For many people in places like Chile and Ecuador, the infrastructure of urban mobility can constitute a poverty trap, writes 's : Because you are poor, you cannot get to the good jobs, which means you will remain poor
No one should be surprised that liberalization of transport prices in Latin America has triggered mass protests, says . As ’s Michael Sandel has put it: “The more things money can buy, the harder it is to be poor”

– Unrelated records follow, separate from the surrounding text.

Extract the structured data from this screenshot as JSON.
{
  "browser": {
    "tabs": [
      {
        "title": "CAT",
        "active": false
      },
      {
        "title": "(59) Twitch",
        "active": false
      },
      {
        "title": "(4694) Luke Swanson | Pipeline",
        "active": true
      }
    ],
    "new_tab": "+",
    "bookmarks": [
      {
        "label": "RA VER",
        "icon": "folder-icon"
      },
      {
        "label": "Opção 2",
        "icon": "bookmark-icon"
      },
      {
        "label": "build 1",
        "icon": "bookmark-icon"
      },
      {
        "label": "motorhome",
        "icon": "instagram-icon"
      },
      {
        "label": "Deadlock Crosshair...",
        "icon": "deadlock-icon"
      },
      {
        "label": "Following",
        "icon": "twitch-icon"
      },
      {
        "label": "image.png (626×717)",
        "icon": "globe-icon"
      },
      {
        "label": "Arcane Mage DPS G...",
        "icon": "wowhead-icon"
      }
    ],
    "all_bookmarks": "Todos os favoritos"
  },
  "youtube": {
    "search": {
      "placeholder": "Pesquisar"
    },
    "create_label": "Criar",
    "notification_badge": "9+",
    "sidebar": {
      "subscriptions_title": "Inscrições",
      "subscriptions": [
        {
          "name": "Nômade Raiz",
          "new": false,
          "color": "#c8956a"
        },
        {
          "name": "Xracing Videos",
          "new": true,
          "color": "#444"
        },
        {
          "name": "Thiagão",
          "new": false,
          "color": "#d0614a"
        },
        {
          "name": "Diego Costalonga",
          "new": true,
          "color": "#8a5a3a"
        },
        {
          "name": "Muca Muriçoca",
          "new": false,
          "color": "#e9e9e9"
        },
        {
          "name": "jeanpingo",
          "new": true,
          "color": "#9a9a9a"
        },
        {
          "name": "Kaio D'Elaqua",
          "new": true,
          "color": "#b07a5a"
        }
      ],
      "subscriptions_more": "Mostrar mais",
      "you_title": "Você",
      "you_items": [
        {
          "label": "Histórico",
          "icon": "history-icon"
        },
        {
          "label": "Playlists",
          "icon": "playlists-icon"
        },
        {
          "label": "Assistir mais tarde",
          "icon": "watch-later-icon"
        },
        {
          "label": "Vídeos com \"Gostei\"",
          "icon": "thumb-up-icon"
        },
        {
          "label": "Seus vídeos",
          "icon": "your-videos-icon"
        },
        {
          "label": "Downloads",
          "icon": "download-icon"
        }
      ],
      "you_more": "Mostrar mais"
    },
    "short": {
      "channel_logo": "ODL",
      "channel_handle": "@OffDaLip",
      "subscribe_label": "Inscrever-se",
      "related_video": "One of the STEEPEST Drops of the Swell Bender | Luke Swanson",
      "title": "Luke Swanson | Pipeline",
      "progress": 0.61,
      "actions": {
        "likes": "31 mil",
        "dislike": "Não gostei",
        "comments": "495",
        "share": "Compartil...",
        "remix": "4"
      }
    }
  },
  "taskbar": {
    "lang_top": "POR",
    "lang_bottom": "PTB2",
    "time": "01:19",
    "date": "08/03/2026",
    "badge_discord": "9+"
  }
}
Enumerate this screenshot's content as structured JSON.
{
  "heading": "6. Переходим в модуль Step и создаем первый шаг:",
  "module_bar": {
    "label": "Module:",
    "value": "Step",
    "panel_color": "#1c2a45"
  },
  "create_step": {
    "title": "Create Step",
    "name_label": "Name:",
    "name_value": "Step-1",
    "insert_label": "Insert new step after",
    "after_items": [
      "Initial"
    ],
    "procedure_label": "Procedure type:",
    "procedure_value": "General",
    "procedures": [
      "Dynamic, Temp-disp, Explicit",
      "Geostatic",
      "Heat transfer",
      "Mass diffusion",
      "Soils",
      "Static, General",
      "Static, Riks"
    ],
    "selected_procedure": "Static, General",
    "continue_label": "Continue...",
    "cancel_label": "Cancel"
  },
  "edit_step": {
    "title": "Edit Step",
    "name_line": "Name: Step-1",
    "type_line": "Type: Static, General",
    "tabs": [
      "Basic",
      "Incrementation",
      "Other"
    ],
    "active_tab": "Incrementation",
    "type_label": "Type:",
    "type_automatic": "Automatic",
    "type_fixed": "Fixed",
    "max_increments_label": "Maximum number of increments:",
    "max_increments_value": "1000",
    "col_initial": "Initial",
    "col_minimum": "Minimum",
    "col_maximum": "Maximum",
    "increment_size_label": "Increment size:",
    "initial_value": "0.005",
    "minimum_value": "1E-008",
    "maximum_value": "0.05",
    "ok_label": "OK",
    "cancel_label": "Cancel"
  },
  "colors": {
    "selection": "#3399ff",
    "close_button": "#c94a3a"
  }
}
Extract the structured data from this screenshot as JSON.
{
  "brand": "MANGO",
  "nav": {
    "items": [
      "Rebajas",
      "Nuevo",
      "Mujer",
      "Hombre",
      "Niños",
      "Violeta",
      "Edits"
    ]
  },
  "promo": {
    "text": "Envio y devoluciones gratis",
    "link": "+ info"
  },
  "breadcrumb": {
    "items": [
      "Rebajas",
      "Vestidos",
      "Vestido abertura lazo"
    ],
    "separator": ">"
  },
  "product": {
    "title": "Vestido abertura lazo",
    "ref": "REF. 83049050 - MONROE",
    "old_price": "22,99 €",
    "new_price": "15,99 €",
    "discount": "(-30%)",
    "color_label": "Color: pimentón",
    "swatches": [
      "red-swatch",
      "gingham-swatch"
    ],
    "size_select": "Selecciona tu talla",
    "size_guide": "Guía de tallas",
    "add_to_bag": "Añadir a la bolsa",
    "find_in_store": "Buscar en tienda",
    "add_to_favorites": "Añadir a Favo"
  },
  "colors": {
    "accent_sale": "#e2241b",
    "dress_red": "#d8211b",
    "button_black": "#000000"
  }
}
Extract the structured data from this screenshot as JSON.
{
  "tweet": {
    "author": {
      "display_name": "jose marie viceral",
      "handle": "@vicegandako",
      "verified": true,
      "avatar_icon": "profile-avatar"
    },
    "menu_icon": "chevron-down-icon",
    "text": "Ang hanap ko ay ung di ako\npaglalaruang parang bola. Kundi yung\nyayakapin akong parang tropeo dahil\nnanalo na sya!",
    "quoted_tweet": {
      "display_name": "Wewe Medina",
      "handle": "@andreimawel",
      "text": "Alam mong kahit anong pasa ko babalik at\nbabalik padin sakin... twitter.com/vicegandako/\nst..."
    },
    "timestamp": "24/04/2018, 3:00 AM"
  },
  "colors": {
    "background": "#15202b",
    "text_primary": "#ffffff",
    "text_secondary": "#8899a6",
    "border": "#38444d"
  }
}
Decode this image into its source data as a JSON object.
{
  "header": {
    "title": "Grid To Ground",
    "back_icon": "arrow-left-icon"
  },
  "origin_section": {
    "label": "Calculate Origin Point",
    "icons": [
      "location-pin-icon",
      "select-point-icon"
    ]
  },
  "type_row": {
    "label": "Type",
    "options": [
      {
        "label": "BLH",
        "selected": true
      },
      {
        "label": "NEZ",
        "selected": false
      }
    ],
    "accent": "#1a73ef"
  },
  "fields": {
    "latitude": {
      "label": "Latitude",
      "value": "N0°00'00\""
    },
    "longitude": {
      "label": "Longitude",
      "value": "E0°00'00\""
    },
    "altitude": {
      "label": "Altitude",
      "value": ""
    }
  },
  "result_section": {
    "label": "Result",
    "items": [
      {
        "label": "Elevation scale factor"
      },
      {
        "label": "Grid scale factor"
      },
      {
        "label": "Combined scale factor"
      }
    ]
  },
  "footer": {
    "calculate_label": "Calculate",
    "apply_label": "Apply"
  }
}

Using only markets to balance transportation supply and demand would systematically exclude the poor from the benefits of urban life. Just as we do not use auctions to allocate transplant organs, nonmarket principles are needed to manage transportation.